83 A closer view of Tillandsia recurvata (silhouettes) near Carrizales.
Manolo and Maria left early by bus for a workshop in Piura so we had the morning alone with the driver and his sons and cousin. Because our return flight was later in the day we decided to explore some of the cactus country around Jaen that we were aware of but could not see the previous day. This turned out to be the most productive from the perspective of photography, in large part because the cacti were close to Jaen and accessible to the paved road we were on for the most part. This was in contrast to much of the previous day’s travel where the terrain was steep and road-cuts high, making access difficult in many places.
84 View of the Rio Marañon and canyon slopes near Jaén. Road in foreground.
85 Hillside covered with Espostoa near Jaén. Such terrain is difficult to walk through due to the numerous spiny/thorny plants.
86 Browningia altissima with Rio Marañon river valley in background
87 Espostoa blossfeldiorum near Jaén. This cactus doesn’t branch, but does form clusters of stems at the ground level. The cephalia extend quite far down the stems.
88 Espostoa blossfeldiorum stems
89 Closer view of Espostoa blossfeldiorum and its cephalium
90 Browningia altissima near Jaén.
91 Hillside dominated by Browningia altissima and smaller Espostoa.
92 An Opuntia macbridei patch near Jaén.
93 An Opuntia macbridei pad showing its normal bright red flower with small petals. This is very unlike most Opuntia species that have showy yellow flowers with large petals. This cactus was widespread in the dry forest near Jaén.
94 Dyckia were abundant in the “understory” of the Browningia and thorny shrubs and these, along with the Opuntia macbridei, made for difficult walking.
95 Melocactus bellavistensis with relatively short cephalia – near Jaén.
96 Bridge over the Rio Marañon near Jaén. This was where we saw the Melocactus with the largest cephalia.
97 Melocactus bellavistensis with long cephalium. The plant itself is rather beat-up.
98 A bromeliad that we saw only here near the bridge over the Rio Marañon
99 Hat added for scale on the Melocactus bellavistensis
100 A native Bougainvillea near Jaén. Note that the flower is small and white, the bracts are pink.
Our return flight had cloud-free conditions and we were able to obtain excellent views of the Cordillera Blanca east of Huaraz, before descending into the darkness and cloud cover of Lima.
101 View of the Cordillera Blanca late in the afternoon, during the flight back to Lima.
Acknowledgments: We would like to thank Guillermo Pino for his identification of the Peperomia and various other plants depicted on this webpage, and also Manolo Fernández for not only his arranging the many details of the travel but help in identification of many plants along the way.
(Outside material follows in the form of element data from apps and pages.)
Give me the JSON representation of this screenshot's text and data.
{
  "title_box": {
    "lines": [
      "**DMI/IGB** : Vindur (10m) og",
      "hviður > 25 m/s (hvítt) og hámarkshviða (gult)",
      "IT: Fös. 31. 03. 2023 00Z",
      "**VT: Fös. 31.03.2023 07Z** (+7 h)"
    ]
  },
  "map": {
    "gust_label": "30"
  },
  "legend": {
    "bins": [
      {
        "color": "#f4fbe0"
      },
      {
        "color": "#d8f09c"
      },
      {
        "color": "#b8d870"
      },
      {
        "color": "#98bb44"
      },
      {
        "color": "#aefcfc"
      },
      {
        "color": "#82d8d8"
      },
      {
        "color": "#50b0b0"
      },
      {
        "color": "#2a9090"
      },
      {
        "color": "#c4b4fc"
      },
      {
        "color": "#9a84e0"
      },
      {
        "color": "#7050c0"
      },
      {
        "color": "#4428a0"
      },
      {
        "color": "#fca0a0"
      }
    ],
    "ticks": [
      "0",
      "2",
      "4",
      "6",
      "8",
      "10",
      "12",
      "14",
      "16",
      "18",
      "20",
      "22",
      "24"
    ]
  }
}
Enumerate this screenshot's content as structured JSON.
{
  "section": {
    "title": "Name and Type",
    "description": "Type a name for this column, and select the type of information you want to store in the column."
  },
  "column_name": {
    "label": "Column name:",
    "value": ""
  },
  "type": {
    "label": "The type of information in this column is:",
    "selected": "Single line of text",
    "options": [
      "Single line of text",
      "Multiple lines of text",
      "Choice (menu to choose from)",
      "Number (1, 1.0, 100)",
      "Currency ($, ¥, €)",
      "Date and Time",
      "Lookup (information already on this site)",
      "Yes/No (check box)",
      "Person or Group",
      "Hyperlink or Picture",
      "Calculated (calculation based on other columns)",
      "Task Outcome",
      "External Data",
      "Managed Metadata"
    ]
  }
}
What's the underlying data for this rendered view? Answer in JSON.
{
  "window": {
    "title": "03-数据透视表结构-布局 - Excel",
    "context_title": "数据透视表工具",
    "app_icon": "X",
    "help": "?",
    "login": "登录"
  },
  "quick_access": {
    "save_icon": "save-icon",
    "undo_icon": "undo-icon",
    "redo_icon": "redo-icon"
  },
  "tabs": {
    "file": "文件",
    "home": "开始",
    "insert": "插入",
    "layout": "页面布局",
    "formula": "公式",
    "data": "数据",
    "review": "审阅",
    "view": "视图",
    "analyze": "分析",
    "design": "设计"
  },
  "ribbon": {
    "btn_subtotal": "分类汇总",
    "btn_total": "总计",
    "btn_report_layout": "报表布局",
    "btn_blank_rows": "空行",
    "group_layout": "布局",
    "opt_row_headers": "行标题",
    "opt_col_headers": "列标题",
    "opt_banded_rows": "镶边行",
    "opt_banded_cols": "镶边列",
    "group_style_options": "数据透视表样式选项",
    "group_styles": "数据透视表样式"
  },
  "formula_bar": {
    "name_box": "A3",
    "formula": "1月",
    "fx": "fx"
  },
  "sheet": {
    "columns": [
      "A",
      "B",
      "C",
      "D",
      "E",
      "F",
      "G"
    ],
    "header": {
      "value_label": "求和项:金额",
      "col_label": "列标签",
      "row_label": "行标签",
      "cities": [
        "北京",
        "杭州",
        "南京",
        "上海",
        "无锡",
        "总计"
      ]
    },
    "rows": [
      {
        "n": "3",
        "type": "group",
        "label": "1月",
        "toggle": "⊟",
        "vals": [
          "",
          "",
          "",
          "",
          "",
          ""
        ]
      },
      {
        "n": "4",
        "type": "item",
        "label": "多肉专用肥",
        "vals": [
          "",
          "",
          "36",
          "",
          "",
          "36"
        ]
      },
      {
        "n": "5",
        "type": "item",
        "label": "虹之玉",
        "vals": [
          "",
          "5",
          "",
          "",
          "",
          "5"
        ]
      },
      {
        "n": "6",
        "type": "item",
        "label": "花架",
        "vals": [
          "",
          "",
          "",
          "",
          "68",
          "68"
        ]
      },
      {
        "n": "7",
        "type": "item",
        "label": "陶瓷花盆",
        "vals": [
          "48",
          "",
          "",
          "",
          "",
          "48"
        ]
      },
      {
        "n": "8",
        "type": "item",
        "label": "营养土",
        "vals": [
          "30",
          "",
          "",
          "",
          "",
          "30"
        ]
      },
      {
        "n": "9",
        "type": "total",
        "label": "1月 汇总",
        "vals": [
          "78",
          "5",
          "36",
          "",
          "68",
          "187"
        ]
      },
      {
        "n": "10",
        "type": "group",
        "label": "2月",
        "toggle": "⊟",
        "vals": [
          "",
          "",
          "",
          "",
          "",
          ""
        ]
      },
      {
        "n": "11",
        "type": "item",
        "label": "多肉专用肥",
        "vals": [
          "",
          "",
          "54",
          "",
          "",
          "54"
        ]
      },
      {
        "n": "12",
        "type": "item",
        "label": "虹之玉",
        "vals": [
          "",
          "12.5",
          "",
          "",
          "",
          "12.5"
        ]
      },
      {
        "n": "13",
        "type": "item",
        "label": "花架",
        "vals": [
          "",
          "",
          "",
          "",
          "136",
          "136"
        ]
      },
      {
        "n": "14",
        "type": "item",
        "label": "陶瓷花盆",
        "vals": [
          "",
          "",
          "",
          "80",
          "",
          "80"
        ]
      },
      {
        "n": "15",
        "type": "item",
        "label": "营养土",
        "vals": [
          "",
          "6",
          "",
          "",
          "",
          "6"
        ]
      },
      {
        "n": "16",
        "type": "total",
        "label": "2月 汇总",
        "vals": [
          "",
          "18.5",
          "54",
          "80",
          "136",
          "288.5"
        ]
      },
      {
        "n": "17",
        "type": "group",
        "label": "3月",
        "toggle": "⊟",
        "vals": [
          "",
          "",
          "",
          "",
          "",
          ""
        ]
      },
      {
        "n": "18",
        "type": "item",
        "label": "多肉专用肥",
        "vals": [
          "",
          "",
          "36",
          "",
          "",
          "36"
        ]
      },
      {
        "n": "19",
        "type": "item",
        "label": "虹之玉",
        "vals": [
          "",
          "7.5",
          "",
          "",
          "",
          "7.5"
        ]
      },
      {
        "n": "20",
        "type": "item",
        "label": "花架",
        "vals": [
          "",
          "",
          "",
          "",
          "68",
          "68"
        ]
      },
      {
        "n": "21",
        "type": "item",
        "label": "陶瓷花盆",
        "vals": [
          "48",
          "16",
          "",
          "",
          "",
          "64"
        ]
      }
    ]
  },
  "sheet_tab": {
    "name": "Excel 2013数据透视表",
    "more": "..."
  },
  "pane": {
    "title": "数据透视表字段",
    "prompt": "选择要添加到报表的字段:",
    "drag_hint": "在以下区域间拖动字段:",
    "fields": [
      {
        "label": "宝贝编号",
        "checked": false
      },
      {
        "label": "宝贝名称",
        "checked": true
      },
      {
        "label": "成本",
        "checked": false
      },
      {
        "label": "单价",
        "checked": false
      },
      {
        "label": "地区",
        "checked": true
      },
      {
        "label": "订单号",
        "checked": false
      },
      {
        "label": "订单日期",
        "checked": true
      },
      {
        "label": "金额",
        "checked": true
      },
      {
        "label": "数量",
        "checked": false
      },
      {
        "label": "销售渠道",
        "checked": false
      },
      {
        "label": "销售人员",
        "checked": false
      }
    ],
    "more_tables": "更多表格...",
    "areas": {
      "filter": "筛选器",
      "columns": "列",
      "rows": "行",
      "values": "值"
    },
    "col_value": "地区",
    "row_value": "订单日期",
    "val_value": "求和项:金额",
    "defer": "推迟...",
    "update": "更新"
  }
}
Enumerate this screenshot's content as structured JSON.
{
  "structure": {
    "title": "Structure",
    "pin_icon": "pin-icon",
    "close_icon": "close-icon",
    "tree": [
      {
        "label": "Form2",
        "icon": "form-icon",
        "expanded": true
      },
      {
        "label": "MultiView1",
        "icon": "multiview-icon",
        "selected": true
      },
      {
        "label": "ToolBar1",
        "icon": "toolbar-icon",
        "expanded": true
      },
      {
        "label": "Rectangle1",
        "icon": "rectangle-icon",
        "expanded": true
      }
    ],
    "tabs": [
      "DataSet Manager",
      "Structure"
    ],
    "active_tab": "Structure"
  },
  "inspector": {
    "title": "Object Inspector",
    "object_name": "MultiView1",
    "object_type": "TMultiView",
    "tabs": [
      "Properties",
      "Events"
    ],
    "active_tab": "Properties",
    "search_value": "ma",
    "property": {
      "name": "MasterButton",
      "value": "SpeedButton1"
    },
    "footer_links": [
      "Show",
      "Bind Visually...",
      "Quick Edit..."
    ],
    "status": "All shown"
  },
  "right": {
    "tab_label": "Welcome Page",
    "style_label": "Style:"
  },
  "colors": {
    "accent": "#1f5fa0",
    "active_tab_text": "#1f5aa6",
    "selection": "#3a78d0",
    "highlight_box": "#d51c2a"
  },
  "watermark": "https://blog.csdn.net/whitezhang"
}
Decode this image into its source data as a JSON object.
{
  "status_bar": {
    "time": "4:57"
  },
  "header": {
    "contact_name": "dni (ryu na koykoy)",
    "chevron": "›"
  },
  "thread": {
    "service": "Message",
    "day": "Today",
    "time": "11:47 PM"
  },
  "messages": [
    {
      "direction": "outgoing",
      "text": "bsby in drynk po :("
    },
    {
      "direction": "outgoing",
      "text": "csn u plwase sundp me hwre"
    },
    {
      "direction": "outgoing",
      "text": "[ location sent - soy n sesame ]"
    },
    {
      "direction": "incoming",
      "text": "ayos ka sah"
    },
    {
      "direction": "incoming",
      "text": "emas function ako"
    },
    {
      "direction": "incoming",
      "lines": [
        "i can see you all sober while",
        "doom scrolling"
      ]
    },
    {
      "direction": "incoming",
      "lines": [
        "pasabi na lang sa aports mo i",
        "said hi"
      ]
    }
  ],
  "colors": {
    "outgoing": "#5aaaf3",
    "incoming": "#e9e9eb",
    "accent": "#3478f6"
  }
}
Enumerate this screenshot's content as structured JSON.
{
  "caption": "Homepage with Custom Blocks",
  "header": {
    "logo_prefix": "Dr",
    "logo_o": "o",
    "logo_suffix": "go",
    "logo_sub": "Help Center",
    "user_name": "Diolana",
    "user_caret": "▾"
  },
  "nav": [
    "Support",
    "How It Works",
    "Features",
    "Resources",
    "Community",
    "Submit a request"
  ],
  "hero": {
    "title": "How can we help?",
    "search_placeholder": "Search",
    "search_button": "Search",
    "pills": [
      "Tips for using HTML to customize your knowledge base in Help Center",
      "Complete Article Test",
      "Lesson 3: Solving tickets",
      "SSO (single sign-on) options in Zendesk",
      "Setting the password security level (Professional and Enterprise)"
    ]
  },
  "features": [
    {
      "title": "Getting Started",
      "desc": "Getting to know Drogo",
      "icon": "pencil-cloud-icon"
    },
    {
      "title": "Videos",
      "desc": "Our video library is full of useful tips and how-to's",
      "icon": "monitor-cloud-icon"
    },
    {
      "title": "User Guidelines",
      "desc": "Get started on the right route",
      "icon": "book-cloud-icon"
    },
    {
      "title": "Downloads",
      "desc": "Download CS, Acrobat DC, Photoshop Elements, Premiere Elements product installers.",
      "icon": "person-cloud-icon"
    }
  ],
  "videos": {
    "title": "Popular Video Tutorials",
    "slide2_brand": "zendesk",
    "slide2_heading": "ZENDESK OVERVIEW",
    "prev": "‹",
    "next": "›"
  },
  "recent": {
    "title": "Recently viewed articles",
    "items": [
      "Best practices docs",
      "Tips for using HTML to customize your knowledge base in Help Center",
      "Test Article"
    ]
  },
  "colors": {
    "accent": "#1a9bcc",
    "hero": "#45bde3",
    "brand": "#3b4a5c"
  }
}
Manolo and Reynaldo Linares (Smithsonian Conservation Biology Institute, Lima) identified the main dry forest tree (Eriotheca) in the lower parts of the Rio Marañon shown in various images. Of course, the driver Marco Huaccha and his sons and cousin all were very helpful throughout the trip. Everyone else is also thanked for their participation including Maria Isabel Rodriguez and also the Cajamarca teachers – Nelson Cieza and his wife.
All photos shown here were taken by either Mike or Rosario Douglas. They have usually been reduced to 1680 pixels across for faster loading times.